Drone racing: The next big thing in sports
Aircraft race through a darkened complex, engines screaming, pilot’s eyes straining. Rounding pillars, dipping under barriers, slipping between gateways – one false move will smash their small, agile craft to pieces, ending their hopes for victory.
Welcome to the world of drone racing – a new challenger to the eSports industry.
The rise of the drone
It looks, sounds, and plays like a video game. But while it clearly draws inspiration from gaming and movies, drone racing is a legitimate, real-world sport. Its rise will come as no surprise to its rabid fan base; there are countless drone racing tracks in Australia and all over the world, including major venues like the home of the Miami Dolphins.
Thanks to the Drone Racing League (DRL), the sport has seen sensational growth in just a few short years. As its name implies, participants race agile, custom-built drones. These flying machines are kitted out with wireless cameras that feed the pilots’ VR-style head-mounted displays that project a live feed from the drone’s point of view.
“It could be huge,” says Nicholas Horbaczewski, CEO and founder of the DRL. While the look and feel of drone racing has clear similarities to video gaming, Nicholas believes its physicality offers something the digital world lacks – something that could propel it to the heights of eSports. “There’s just something about the feeling that this is happening in real life.”
Given the DRL’s success so far, Nicholas might be onto something. ESPN picked up the league’s 2016 season and it was broadcast to 30 million Americans.
Can drone racing really compare to eSports?
A report on the commercial applications of drone technology predicts that drone racing could achieve similar success to eSports. With an $8.8 billion valuation in the entertainment and media industry, it’s not hard to see why drone racing is drawing comparisons with the hugely popular eSports industry.
When you break down the key elements of both eSports and drone racing, you see that both are built on a mix of skill and strategy. It doesn’t matter if a player is manoeuvring on a monitor or steering a real-life drone through a stadium – it’s the adrenaline rush and the competitive element that matters. And, of course, the fans.

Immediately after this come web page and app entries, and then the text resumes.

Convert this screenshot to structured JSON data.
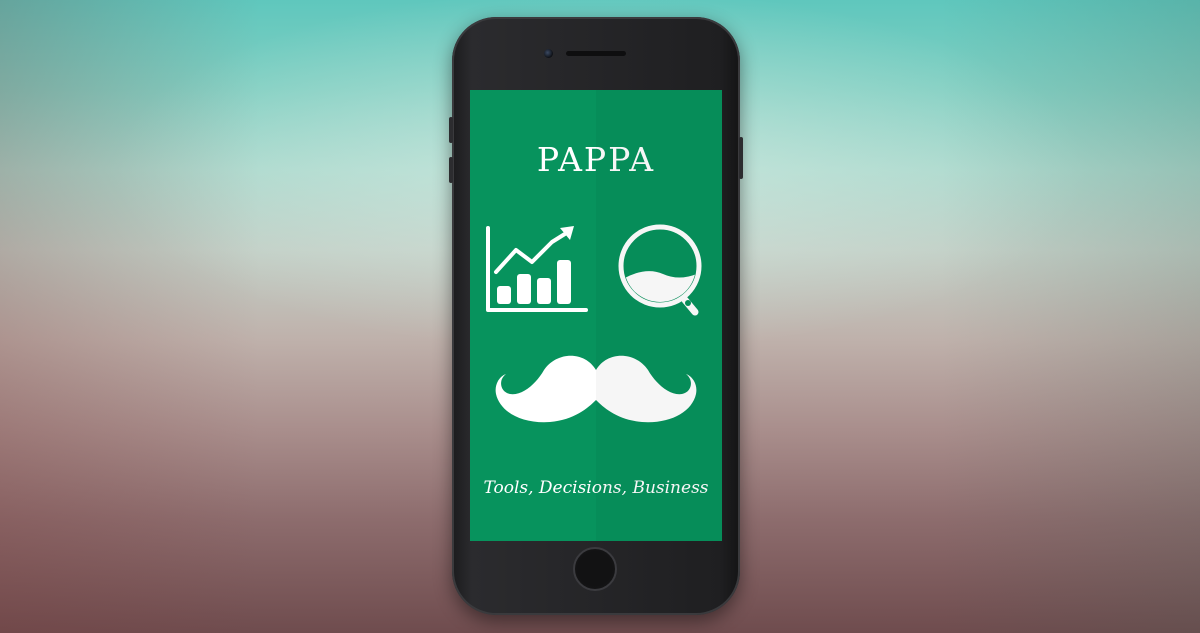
{
  "app": {
    "title": "PAPPA",
    "tagline": "Tools, Decisions, Business"
  },
  "icons": {
    "growth_chart": "bar-chart-growth-icon",
    "search": "magnifier-icon",
    "mustache": "mustache-icon"
  },
  "colors": {
    "screen_background": "#07935d",
    "icon_foreground": "#ffffff",
    "device_body": "#1f1f21"
  }
}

Fans have been vital to propelling eSports to crazy new heights, with the powerful resource of live streaming helping their rise. The same can be said of drone racing. Easy access to live races allows gamers and fans alike to witness the talents of the racers and the manufacturing minds behind the diverse aircraft.
In Australia, Freedom Drone Sports builds and tests prototypes that are nearly 10 times larger than current racing drones. And in addition to their size, Freedom Class Giant Drones simply roar in comparison to the buzz and howl of smaller aircraft. And with their dramatic increase in size comes an improved spectator experience – smaller drones are difficult to see with the naked eye, particularly when flying at speed.
“Future pilots will have to go through specialised training to fly them, starting with a scaled-down 50-centimetre version,” says Dave Heavyside, media manager at Freedom Drone Sports. It’s clear that he believes drone racing is already a sport, with racers needing to hone their craft and improve their skills if they wish to stay competitive – just like the best DOTA and League of Legends eSports stars.
“We definitely think that drone racing has the ingredients to become as big if not bigger than eSports, as it combines aspects of gaming, virtual reality, augmented reality and real-world racing. We see a future where online races will be combined with the real races, and both offline and online racers can compete in real-time. It's a very exciting future.”
Dare to drone?
Thanks to the rise of effective and cheap commercial drones, professional drone racing will soon have a massive talent pool to recruit from. The ability to pick up an affordable drone at a local electronics shop or online store is what kick-started the sport in the first place, and it continues to fuel the worldwide amateur scene. Couple that with new technology and we can look forward to more sophisticated, faster and better-looking drones.
For Aussies interested in either watching or competing in drone racing, the Australian Drone Nationals is a good place to start. With qualifiers, live streams and competitive tournaments taking place across the country every year, there’s no denying that drone racing is here to stay.
While it’s true that drone racing currently sits in the shadow of eSports, its remarkable growth speaks for itself. Whether it’s watching a live stream with friends, entering an amateur tournament or competing at a professional level, gamers and sports fanatics are embracing the drone racing phenomenon.
And judging by its multi-billion-dollar valuation and a thriving global community, the sky is the limit for this next big thing in sports.